Leaders of a statewide police union say their Florida-based parent organization staged a coup, ousted them, installed a new leader, and froze their bank account — all because they considered disaffiliating.
Now, three former leaders of the Massachusetts Coalition of Police, which represents 4,000 officers in 156 municipalities — primarily small towns — have filed a lawsuit against the International Union of Police Associations, which represents about 100,000 law enforcement employees in the United States and its territories. Mass COP does not represent officers in major cities like Boston, Worcester, Cambridge and Lowell, but does have MBTA Transit Police as members.
The plaintiffs say the international union, to which the Massachusetts coalition pays more than $200,000 in annual dues, is preventing its three leaders from running a 24-hour hot line for officers with urgent legal questions, paying the union’s attorneys, and running a benevolent fund for officers killed or injured on the job.
“This entire affair has nothing to do with what’s good for Mass COP’s members — it’s about what’s good for IUPA and its cash flow,” attorneys representing the ousted Massachusetts officers wrote in the lawsuit. “Mass COP represents one of IUPA’s largest locals, and it’s playing hardball in an attempt to preserve the flow of funds. Good faith is lacking, and federal law permits administratorship only in good faith.”
Attorneys for the two unions did not respond to messages seeking comment.
Mass COP has been affiliated with the International Union of Police Associations since its founding in 1979, according to the complaint.
The case dates to mid-October, when Mass COP leaders notified the international union that they would talk about possible disaffiliation at a meeting Nov. 14, according to the complaint.
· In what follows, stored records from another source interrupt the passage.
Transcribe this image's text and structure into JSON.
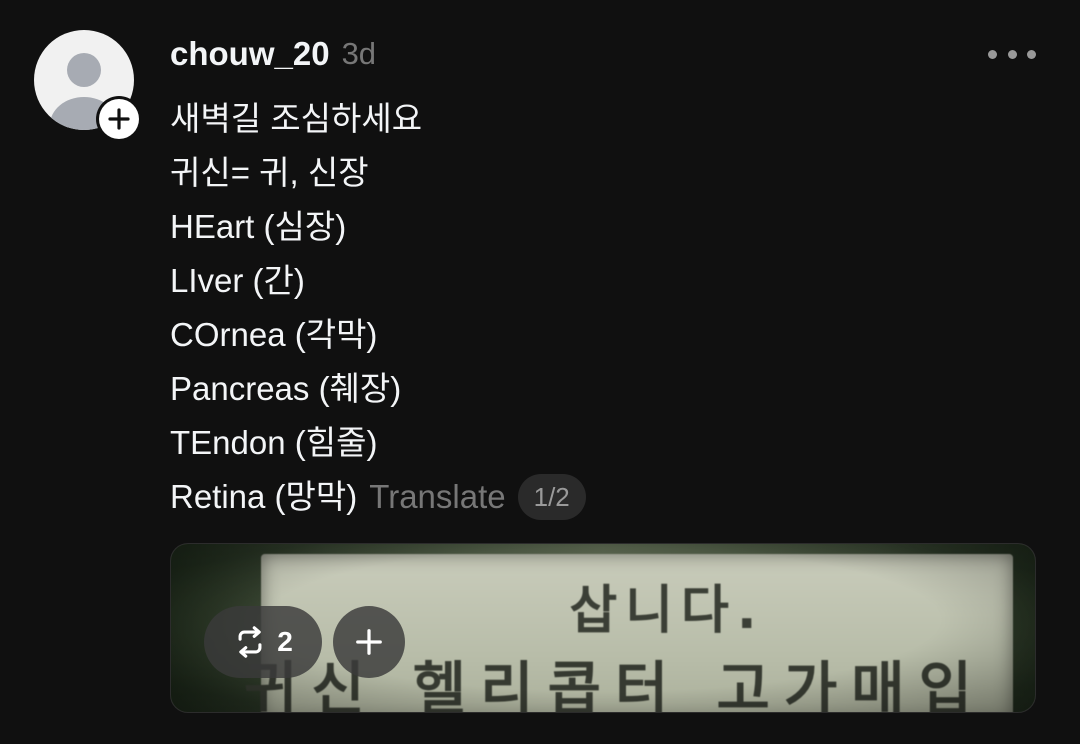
{
  "post": {
    "username": "chouw_20",
    "timestamp": "3d",
    "lines": [
      "새벽길 조심하세요",
      "귀신= 귀, 신장",
      "HEart (심장)",
      "LIver (간)",
      "COrnea (각막)",
      "Pancreas (췌장)",
      "TEndon (힘줄)",
      "Retina (망막)"
    ],
    "translate_label": "Translate",
    "page_indicator": "1/2"
  },
  "media": {
    "sign_line1": "삽니다.",
    "sign_line2": "귀신 헬리콥터 고가매입",
    "repost_count": "2"
  },
  "icons": {
    "avatar": "default-user-avatar",
    "follow": "plus-icon",
    "more": "more-dots-icon",
    "repost": "repost-icon",
    "add": "plus-icon"
  }
}
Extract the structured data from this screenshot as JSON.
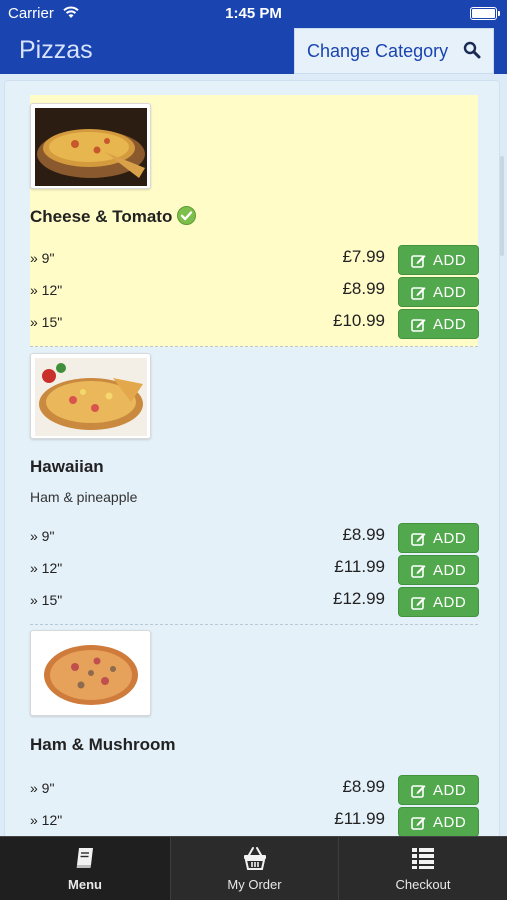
{
  "status": {
    "carrier": "Carrier",
    "time": "1:45 PM"
  },
  "header": {
    "title": "Pizzas",
    "category_button": "Change Category"
  },
  "items": [
    {
      "name": "Cheese & Tomato",
      "description": "",
      "selected": true,
      "options": [
        {
          "size": "» 9\"",
          "price": "£7.99",
          "button": "ADD"
        },
        {
          "size": "» 12\"",
          "price": "£8.99",
          "button": "ADD"
        },
        {
          "size": "» 15\"",
          "price": "£10.99",
          "button": "ADD"
        }
      ]
    },
    {
      "name": "Hawaiian",
      "description": "Ham & pineapple",
      "selected": false,
      "options": [
        {
          "size": "» 9\"",
          "price": "£8.99",
          "button": "ADD"
        },
        {
          "size": "» 12\"",
          "price": "£11.99",
          "button": "ADD"
        },
        {
          "size": "» 15\"",
          "price": "£12.99",
          "button": "ADD"
        }
      ]
    },
    {
      "name": "Ham & Mushroom",
      "description": "",
      "selected": false,
      "options": [
        {
          "size": "» 9\"",
          "price": "£8.99",
          "button": "ADD"
        },
        {
          "size": "» 12\"",
          "price": "£11.99",
          "button": "ADD"
        }
      ]
    }
  ],
  "tabs": [
    {
      "label": "Menu",
      "icon": "book-icon",
      "active": true
    },
    {
      "label": "My Order",
      "icon": "basket-icon",
      "active": false
    },
    {
      "label": "Checkout",
      "icon": "list-icon",
      "active": false
    }
  ],
  "colors": {
    "header": "#1a44b0",
    "add_button": "#52a84c",
    "highlight": "#fffcc8",
    "tab_bar": "#2b2b2b"
  }
}
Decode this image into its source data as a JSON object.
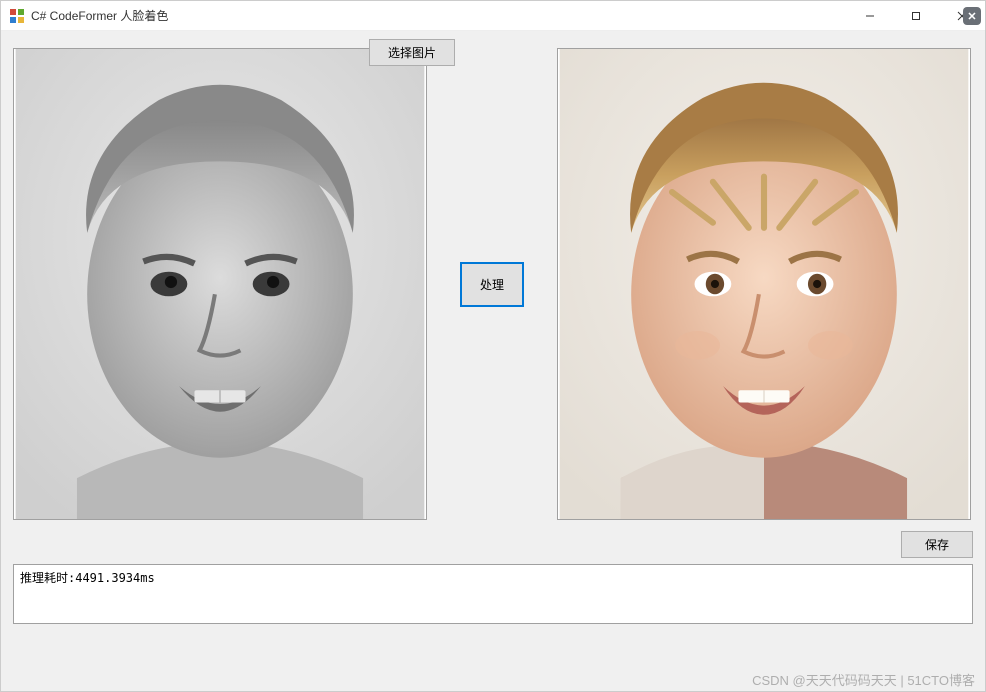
{
  "window": {
    "title": "C# CodeFormer 人脸着色"
  },
  "buttons": {
    "select_image": "选择图片",
    "process": "处理",
    "save": "保存"
  },
  "log": {
    "text": "推理耗时:4491.3934ms"
  },
  "watermark": "CSDN @天天代码码天天 | 51CTO博客",
  "images": {
    "left_alt": "input-grayscale-face",
    "right_alt": "output-colorized-face"
  }
}
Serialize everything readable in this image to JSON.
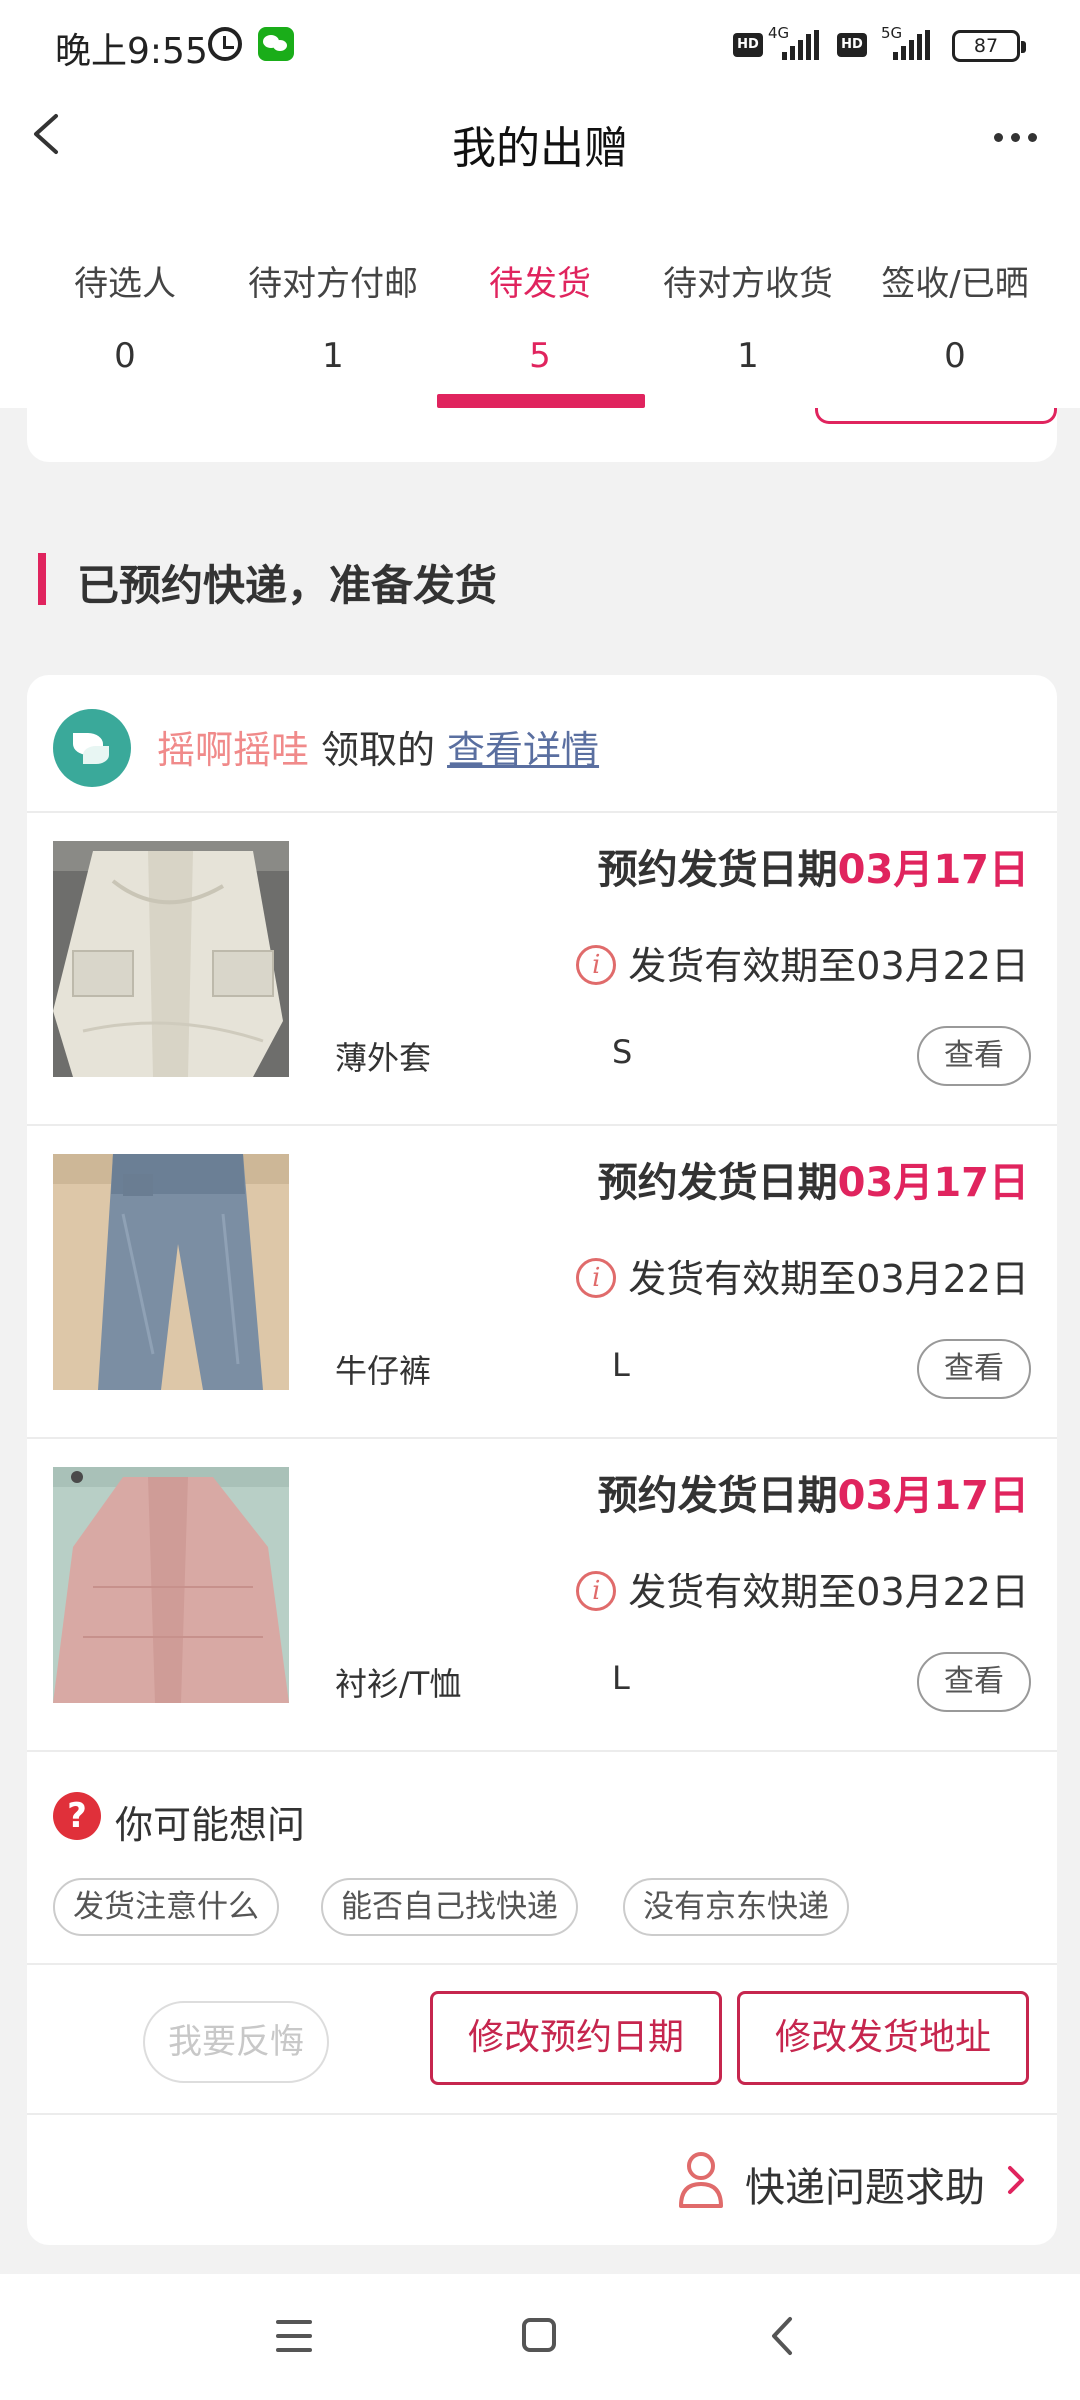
{
  "status_bar": {
    "time": "晚上9:55",
    "network_1": "4G",
    "network_2": "5G",
    "hd_badge": "HD",
    "battery": "87"
  },
  "header": {
    "title": "我的出赠",
    "back_icon": "back-chevron-icon",
    "more_icon": "more-dots-icon"
  },
  "tabs": [
    {
      "label": "待选人",
      "count": "0"
    },
    {
      "label": "待对方付邮",
      "count": "1"
    },
    {
      "label": "待发货",
      "count": "5",
      "active": true
    },
    {
      "label": "待对方收货",
      "count": "1"
    },
    {
      "label": "签收/已晒",
      "count": "0"
    }
  ],
  "section": {
    "title": "已预约快递，准备发货"
  },
  "order": {
    "donor_name": "摇啊摇哇",
    "donor_text": "领取的",
    "detail_link": "查看详情",
    "items": [
      {
        "name": "薄外套",
        "size": "S",
        "ship_label": "预约发货日期",
        "ship_date": "03月17日",
        "valid_text": "发货有效期至03月22日",
        "view_label": "查看"
      },
      {
        "name": "牛仔裤",
        "size": "L",
        "ship_label": "预约发货日期",
        "ship_date": "03月17日",
        "valid_text": "发货有效期至03月22日",
        "view_label": "查看"
      },
      {
        "name": "衬衫/T恤",
        "size": "L",
        "ship_label": "预约发货日期",
        "ship_date": "03月17日",
        "valid_text": "发货有效期至03月22日",
        "view_label": "查看"
      }
    ],
    "faq": {
      "title": "你可能想问",
      "chips": [
        "发货注意什么",
        "能否自己找快递",
        "没有京东快递"
      ]
    },
    "actions": {
      "regret": "我要反悔",
      "change_date": "修改预约日期",
      "change_address": "修改发货地址"
    },
    "help": {
      "label": "快递问题求助"
    }
  },
  "colors": {
    "accent": "#e0245e",
    "button_red": "#c6264e",
    "donor_name": "#f08a8a",
    "link": "#5a6fa0"
  }
}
The complaint did not discuss the local union’s possible reasons for leaving the international group.
The international’s president, Sam A. Cabral, responded in an Oct. 16 letter, saying “there will be representatives present from the International at your upcoming meeting.”
But two days before the meeting, Cabral declared that an “emergency situation” required him to put Mass COP into administratorship, attorneys for the Mass COP leaders say in the suit. He stripped three leaders of their union titles: president Scott A. Hovsepian, a Waltham police officer; first vice president John E. Nelson, of the Peabody Police Department; and secretary and treasurer Robert W. Murphy, a retired Brookline police sergeant.
In a letter filed with the complaint, Cabral claimed Mass COP leaders underreported their membership by about 300 people to pay lower per-capita dues.
That day, Nov. 12, Cabral appointed an emergency administrator, who went to a Wellesley branch of Brookline Bank and, letter in hand, froze the group’s account, according to the complaint. The letter also ordered the bank to no longer allow Hovsepian, Nelson or Murphy to access the union’s funds, court records show.
Mass COP’s leaders had not seen the orders and were “entirely unaware of what IUPA was up to,” attorneys wrote.
The next day, the newly appointed administrator sent an e-mail to Mass COP’s 17 local vice presidents cancelling the Nov. 14 meeting and telling them Hovsepian, Nelson, and Murphy were removed because of “improper actions.”
Since then, the Massachusetts union’s actions have all but ground to a halt, lawyers said.
“A single administrator . . . cannot possibly provide the level of service, management, oversight, and guidance to Mass COP and its members that Secretary/Treasurer Murphy, First Vice President Nelson, and President Hovsepian do,” attorneys for the three wrote in their complaint.
“In their roles for Mass COP, they confront important and at times life-threatening issues on a regular basis,” attorneys wrote. “If the administratorship is allowed to continue, Mass COP members will suffer — irreversibly.”
The International Union of Police Associations had not on Monday filed a response to the complaint.